#### [EXERCISE PROMPT]
Whenever the word "プレビュー" appears in a line of the data below, copy that line.

=== Section Start ===

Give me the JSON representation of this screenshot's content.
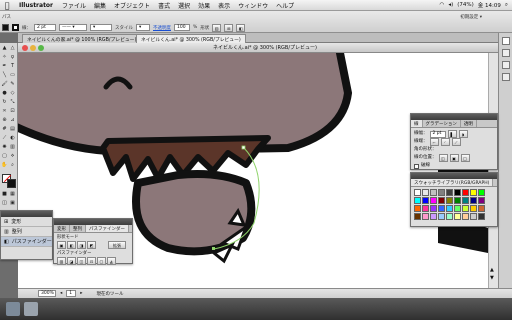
{
  "menubar": {
    "apple": "",
    "app": "Illustrator",
    "items": [
      "ファイル",
      "編集",
      "オブジェクト",
      "書式",
      "選択",
      "効果",
      "表示",
      "ウィンドウ",
      "ヘルプ"
    ],
    "battery": "(74%)",
    "clock": "金 14:09",
    "workspace": "初期設定 ▾"
  },
  "control_bar": {
    "label_path": "パス",
    "stroke_label": "線：",
    "stroke_value": "2 pt",
    "style_label": "スタイル",
    "opacity_label": "不透明度",
    "opacity_value": "100",
    "opacity_unit": "%",
    "shape_label": "形状"
  },
  "document_tabs": [
    {
      "label": "ネイビルくんの家.ai* @ 100% (RGB/プレビュー)",
      "active": false
    },
    {
      "label": "ネイビルくん.ai* @ 300% (RGB/プレビュー)",
      "active": true
    }
  ],
  "window_title": "ネイビルくん.ai* @ 300% (RGB/プレビュー)",
  "status": {
    "zoom": "300%",
    "page": "1",
    "tool": "現在のツール"
  },
  "left_mini_panel": {
    "items": [
      "変形",
      "整列",
      "パスファインダー"
    ],
    "active": "パスファインダー"
  },
  "pathfinder_panel": {
    "tabs": [
      "変形",
      "整列",
      "パスファインダー"
    ],
    "active_tab": "パスファインダー",
    "shape_mode_label": "形状モード",
    "pathfinder_label": "パスファインダー",
    "expand_button": "拡張"
  },
  "stroke_panel": {
    "tabs": [
      "線",
      "グラデーション",
      "透明"
    ],
    "weight_label": "線幅：",
    "weight_value": "2 pt",
    "cap_label": "線端：",
    "corner_label": "角の形状：",
    "align_label": "線の位置：",
    "dashed_label": "破線"
  },
  "swatch_panel": {
    "title": "スウォッチライブラリ(RGB/GRAPH)"
  },
  "colors": {
    "body": "#8c7779",
    "outline": "#111111",
    "tuft": "#5b3529",
    "menubar_bg": "#e6e6e6",
    "panel_bg": "#dedede",
    "claw": "#ffffff",
    "path_highlight": "#8fd46a"
  },
  "swatches": [
    "#ffffff",
    "#e8e8e8",
    "#c0c0c0",
    "#808080",
    "#404040",
    "#000000",
    "#ff0000",
    "#ffff00",
    "#00ff00",
    "#00ffff",
    "#0000ff",
    "#ff00ff",
    "#800000",
    "#808000",
    "#008000",
    "#008080",
    "#000080",
    "#800080",
    "#ff6600",
    "#ff3399",
    "#9933ff",
    "#3366ff",
    "#33ccff",
    "#66ff66",
    "#ccff33",
    "#ffcc00",
    "#cc6633",
    "#663300",
    "#ff99cc",
    "#cc99ff",
    "#99ccff",
    "#99ffcc",
    "#ffff99",
    "#ffcc99",
    "#cccccc",
    "#333333"
  ]
}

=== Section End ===

#### [RESULT FOR THIS EXERCISE]
      "label": "ネイビルくんの家.ai* @ 100% (RGB/プレビュー)",
      "label": "ネイビルくん.ai* @ 300% (RGB/プレビュー)",
  "window_title": "ネイビルくん.ai* @ 300% (RGB/プレビュー)",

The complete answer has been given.